··· DATA FOR THIS EXERCISE ···

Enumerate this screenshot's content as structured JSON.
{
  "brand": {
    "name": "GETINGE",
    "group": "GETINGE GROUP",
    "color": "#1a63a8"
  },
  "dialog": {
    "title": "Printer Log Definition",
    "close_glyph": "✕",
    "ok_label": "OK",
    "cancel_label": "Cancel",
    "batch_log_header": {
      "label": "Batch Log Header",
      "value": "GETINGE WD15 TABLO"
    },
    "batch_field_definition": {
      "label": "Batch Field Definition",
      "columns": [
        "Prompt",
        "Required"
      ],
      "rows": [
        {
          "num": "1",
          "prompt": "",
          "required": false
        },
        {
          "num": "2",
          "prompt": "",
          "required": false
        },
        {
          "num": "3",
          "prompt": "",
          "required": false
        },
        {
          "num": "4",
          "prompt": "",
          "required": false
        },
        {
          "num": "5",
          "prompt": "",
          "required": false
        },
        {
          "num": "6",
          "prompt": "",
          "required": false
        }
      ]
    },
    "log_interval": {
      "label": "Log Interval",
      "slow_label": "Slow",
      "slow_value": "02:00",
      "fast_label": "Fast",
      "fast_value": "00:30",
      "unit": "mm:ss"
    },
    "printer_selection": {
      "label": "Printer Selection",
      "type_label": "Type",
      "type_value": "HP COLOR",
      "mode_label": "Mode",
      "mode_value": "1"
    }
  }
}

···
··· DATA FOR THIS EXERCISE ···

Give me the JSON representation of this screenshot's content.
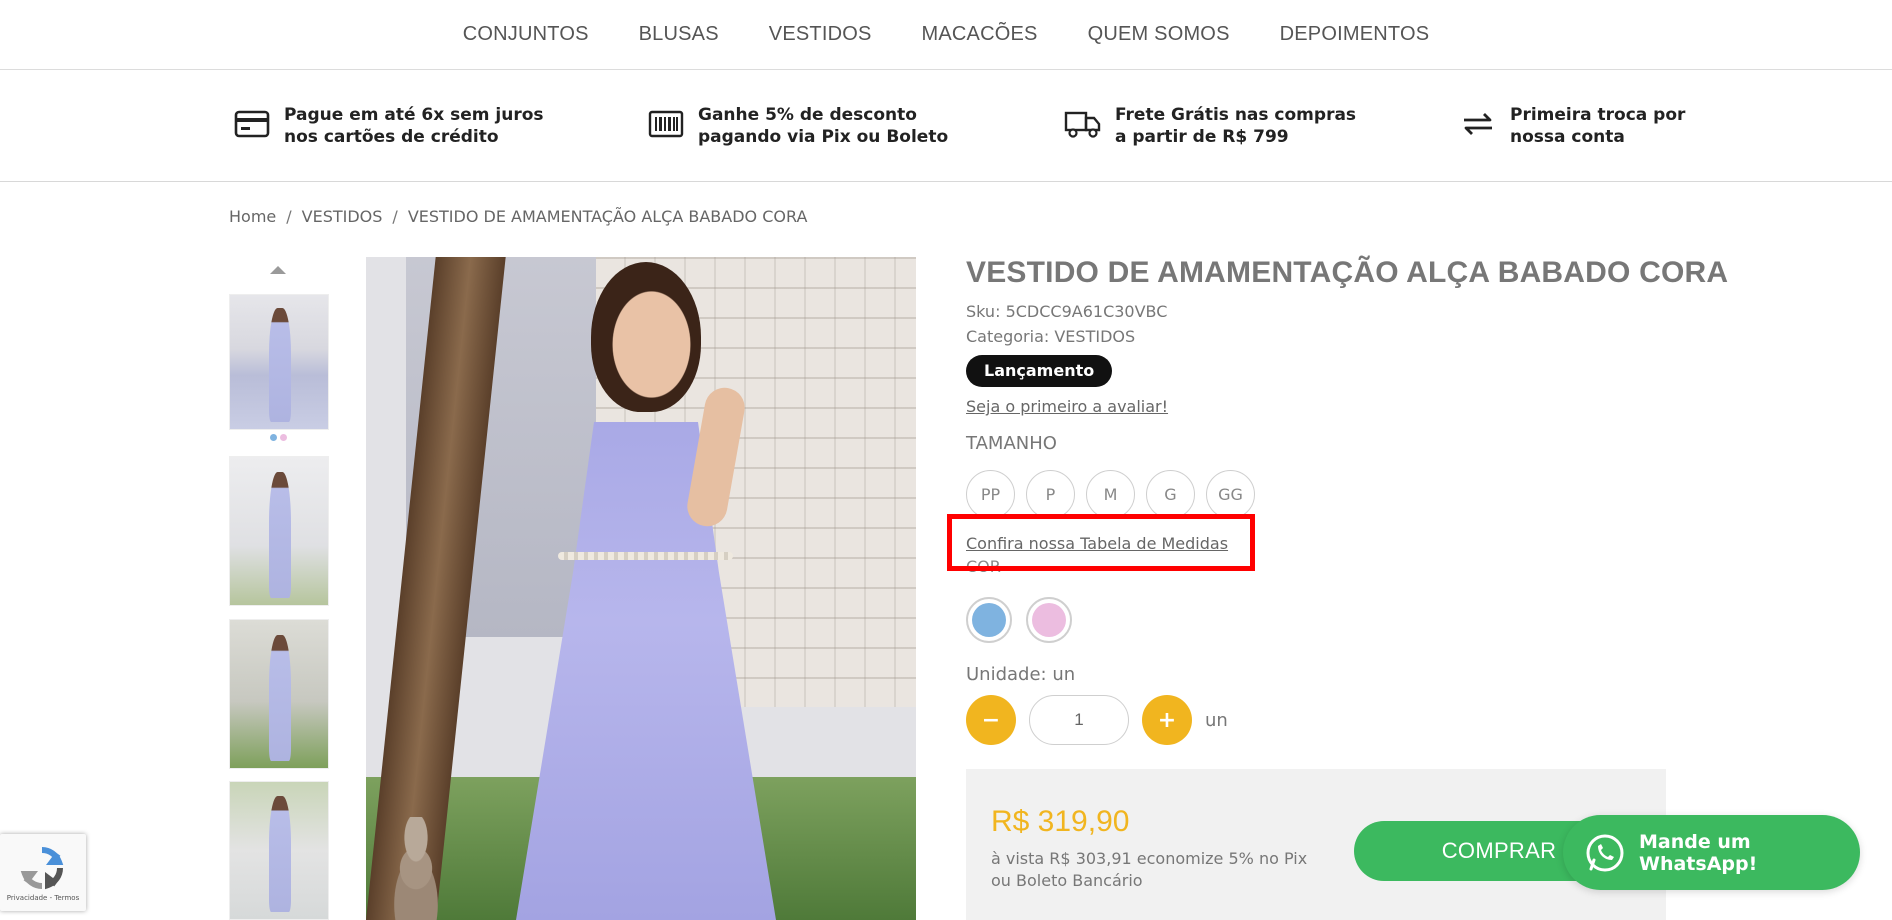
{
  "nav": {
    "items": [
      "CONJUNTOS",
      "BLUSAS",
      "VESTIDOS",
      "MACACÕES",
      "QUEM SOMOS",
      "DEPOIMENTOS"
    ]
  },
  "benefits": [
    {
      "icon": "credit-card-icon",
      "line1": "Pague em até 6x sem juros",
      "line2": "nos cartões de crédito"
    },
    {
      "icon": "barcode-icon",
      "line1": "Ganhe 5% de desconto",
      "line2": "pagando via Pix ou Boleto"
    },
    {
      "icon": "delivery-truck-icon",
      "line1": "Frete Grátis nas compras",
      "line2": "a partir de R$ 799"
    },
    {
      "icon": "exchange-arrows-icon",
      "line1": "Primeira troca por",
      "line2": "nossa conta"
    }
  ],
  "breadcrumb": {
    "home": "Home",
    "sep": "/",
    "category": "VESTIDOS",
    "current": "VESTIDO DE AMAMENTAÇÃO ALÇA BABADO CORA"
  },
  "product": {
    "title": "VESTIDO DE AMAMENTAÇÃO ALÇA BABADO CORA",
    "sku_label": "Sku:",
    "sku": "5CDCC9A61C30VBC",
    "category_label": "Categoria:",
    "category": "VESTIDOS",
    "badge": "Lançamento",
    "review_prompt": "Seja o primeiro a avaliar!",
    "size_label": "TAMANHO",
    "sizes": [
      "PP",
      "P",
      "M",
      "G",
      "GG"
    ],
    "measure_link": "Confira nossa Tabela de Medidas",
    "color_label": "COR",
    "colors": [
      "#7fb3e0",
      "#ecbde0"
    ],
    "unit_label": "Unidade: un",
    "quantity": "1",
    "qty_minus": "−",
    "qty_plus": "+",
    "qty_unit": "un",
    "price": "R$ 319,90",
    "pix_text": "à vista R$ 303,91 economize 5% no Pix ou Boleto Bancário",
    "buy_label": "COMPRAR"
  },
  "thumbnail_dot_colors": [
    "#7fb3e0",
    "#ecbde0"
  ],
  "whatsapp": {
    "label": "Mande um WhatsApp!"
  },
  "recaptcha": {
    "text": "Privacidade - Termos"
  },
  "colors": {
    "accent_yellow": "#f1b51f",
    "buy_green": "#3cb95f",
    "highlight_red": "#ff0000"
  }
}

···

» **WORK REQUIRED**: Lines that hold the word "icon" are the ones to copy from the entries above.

» **RESULT FOR THIS TASK**:
      "icon": "credit-card-icon",
      "icon": "barcode-icon",
      "icon": "delivery-truck-icon",
      "icon": "exchange-arrows-icon",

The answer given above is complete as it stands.